The viewfinder is nothing special, though it’s important to remember this is not a professional level SLR. Still, more informative viewfinders are always welcome. The exposure needle display is incredibly small, often being topped or bottomed out as the user dials in the proper exposure. After the exposure needle, all that’s visible is the selected shutter speed, necessitating continuous raising and lowering of the camera from ones eye to check aperture and make adjustments. Focusing can be difficult, as the machine lacks the popular split rangefinder area, but this can again be forgiven as the machine was never intended to be the best SLR in the Nikon range. A depth of field preview button is included, and placed intelligently to slight left of the shutter release button. Nice.
Availability of lenses is superb, with the FT accepting all Nikon F bayonet mount lenses equipped with a meter coupler, dubbed “rabbit ears” among collectors. With excellent examples being very affordable, and an extensive collection of higher range lenses for those willing to pay, the FT can satisfy the optical needs of any photophile. Additionally notable is the inclusion of a mirror lock-up lever, allowing the FT to be fitted with specialty lenses and specialized optical viewfinders. Indeed, the wealth of options around Nikon’s F mount can be so great that it’s very easy to become overwhelmed. While daunting, this is something of a nice problem to have.
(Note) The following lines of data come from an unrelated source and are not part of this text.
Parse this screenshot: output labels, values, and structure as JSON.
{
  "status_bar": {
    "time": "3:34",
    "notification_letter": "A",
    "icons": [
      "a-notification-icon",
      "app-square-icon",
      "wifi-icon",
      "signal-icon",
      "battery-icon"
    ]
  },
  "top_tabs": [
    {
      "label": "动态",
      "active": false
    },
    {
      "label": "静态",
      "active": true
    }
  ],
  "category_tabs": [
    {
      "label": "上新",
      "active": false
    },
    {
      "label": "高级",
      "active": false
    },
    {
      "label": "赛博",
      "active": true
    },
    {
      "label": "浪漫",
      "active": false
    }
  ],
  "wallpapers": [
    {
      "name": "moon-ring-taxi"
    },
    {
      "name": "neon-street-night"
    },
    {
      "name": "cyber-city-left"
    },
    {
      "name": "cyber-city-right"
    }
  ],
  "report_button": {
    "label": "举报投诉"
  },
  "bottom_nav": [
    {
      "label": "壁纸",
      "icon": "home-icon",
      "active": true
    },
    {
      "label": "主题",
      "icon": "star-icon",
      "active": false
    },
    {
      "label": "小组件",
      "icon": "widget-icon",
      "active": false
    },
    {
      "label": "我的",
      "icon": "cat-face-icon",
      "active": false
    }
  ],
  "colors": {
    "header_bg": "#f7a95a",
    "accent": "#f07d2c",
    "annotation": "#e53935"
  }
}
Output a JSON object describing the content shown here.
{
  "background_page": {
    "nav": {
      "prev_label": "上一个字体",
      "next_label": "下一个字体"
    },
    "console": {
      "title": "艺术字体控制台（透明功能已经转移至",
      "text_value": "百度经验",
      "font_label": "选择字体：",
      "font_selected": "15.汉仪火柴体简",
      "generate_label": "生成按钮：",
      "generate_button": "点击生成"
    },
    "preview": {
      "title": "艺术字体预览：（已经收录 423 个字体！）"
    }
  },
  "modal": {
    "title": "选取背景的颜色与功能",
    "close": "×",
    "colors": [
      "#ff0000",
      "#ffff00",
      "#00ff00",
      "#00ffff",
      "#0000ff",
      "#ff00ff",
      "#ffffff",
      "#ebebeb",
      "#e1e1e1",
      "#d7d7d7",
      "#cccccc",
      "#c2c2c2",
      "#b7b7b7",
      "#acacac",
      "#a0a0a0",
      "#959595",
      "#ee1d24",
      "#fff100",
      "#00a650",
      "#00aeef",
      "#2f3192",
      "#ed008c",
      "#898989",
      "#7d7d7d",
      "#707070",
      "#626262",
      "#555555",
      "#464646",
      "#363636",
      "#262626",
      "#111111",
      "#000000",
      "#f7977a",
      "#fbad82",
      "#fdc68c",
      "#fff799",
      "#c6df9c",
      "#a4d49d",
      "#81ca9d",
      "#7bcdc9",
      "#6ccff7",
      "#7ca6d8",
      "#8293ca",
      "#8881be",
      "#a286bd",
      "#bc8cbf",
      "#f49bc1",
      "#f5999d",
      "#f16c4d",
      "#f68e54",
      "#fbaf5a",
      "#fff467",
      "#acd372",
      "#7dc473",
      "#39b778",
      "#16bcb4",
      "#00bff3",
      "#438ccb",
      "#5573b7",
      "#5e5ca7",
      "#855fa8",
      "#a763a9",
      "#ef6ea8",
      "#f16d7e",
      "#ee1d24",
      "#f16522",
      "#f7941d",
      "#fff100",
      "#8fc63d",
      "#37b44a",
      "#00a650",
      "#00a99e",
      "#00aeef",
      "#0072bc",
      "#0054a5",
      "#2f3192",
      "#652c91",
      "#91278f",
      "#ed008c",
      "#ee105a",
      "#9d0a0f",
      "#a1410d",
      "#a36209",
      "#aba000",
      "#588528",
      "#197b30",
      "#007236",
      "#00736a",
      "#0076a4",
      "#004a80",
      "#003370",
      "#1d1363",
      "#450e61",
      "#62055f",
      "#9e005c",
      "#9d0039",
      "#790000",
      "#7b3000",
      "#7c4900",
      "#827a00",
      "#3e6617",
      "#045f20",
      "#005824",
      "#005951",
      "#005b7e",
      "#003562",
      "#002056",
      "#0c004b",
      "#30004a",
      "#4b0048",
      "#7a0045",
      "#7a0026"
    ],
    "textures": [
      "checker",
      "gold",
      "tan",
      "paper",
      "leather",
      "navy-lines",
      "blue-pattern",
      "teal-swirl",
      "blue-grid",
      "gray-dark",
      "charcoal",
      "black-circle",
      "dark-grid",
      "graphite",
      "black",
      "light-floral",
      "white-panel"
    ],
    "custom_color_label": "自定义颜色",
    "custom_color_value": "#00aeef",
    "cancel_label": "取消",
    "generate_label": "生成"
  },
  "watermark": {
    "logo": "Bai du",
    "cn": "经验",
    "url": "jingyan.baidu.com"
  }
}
It’s true that the Nikkormat FT’s previously mentioned issues will hamper the photographer. Early operation will be filled with moments of pause, frustration, and double-checking of settings, lever, and dials. Some will find the early going untenable, but those who stick with it will be rewarded with a truly wonderful relationship. As familiarity grows, the process becomes more fluid, and eventually one shapes their habits to fit the camera. The mechanical precision and technical capability of the FT is instantly appreciated, and as the user builds a rapport with the machine, its little annoyances and quirks seem to morph into charming and accepted eccentricities. In spite of its shortcomings, the Nikkormat FT truly deserves its place amongst the ranks of the most sought-after and respected vintage SLRs.